------ Records for this task

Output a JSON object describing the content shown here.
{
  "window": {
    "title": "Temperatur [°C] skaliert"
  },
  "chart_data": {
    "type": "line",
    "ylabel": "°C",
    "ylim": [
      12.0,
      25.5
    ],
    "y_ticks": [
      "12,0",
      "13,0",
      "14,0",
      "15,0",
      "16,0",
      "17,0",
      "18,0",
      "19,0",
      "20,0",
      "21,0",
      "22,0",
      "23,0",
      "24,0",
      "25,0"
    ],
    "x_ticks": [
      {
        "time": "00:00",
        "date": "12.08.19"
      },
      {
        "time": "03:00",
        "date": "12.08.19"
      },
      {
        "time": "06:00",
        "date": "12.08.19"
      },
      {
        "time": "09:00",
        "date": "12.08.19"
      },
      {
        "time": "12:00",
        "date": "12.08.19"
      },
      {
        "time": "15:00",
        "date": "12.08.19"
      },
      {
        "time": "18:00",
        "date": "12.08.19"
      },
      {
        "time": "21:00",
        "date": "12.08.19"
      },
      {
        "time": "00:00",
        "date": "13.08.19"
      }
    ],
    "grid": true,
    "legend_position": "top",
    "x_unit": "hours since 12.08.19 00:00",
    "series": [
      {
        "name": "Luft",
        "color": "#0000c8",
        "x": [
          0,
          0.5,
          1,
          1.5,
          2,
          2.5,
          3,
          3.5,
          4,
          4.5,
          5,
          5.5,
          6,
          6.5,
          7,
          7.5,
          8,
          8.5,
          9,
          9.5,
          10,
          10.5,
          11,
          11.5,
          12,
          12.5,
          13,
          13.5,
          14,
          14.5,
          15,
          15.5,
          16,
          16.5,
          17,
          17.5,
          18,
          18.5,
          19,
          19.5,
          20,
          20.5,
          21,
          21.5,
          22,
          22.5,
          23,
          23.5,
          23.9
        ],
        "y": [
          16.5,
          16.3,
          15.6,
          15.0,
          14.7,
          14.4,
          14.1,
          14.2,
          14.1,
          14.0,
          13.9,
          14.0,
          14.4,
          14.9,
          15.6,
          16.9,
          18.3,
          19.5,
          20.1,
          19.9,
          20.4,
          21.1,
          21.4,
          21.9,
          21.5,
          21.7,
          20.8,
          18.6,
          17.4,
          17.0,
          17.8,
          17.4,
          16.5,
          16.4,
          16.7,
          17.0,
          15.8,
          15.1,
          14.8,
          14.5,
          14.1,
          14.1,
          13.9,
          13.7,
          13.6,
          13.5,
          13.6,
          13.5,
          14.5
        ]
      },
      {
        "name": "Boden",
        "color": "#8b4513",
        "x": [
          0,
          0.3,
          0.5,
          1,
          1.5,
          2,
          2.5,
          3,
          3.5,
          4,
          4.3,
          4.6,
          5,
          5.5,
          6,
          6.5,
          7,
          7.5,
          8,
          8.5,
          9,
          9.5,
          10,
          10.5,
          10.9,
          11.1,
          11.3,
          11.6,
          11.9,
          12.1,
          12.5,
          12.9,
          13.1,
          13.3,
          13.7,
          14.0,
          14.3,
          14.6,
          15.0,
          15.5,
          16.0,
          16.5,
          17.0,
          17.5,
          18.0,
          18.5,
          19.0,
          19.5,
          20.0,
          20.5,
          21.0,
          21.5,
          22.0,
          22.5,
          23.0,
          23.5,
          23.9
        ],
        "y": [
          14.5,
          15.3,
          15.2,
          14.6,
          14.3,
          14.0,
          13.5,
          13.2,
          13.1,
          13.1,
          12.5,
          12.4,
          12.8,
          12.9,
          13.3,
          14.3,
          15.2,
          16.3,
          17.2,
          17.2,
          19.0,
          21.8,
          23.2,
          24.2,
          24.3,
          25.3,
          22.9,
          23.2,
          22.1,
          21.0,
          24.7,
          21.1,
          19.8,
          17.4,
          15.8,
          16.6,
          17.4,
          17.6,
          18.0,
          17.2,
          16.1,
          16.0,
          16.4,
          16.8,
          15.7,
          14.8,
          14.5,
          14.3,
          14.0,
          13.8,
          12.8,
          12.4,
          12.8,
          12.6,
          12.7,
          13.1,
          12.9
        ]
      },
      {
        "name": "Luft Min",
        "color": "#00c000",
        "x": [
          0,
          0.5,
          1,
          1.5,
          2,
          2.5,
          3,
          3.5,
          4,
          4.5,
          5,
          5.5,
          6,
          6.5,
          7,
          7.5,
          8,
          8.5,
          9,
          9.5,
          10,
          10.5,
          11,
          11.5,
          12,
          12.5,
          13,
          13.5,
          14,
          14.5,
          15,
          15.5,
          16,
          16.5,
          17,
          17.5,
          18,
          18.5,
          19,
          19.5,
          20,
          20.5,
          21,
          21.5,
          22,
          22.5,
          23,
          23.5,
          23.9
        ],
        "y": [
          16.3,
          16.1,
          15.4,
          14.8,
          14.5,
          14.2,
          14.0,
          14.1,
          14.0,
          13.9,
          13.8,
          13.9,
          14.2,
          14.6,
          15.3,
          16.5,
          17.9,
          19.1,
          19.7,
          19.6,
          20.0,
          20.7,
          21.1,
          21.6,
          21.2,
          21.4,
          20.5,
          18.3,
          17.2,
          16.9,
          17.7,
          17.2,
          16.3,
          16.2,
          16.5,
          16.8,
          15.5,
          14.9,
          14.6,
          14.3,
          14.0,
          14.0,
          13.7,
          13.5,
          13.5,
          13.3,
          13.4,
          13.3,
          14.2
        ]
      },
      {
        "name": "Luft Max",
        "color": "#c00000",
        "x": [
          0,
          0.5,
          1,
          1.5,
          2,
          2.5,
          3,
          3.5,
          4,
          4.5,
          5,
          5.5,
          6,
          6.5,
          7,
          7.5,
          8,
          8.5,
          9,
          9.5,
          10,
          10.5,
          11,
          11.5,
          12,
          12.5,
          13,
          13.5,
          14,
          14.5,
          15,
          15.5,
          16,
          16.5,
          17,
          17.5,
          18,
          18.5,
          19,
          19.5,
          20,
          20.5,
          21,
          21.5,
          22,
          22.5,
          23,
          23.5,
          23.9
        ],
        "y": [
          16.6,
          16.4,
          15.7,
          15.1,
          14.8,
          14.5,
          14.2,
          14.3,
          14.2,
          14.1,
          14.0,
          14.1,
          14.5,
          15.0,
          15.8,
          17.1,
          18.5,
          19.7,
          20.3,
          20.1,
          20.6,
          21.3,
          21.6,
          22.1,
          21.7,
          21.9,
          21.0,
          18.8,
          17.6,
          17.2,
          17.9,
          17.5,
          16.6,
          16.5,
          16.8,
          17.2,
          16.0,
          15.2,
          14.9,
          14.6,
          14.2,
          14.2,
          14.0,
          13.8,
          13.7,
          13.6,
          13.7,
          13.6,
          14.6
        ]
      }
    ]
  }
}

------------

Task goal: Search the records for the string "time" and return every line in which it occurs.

Answer below:
        "time": "00:00",
        "time": "03:00",
        "time": "06:00",
        "time": "09:00",
        "time": "12:00",
        "time": "15:00",
        "time": "18:00",
        "time": "21:00",
        "time": "00:00",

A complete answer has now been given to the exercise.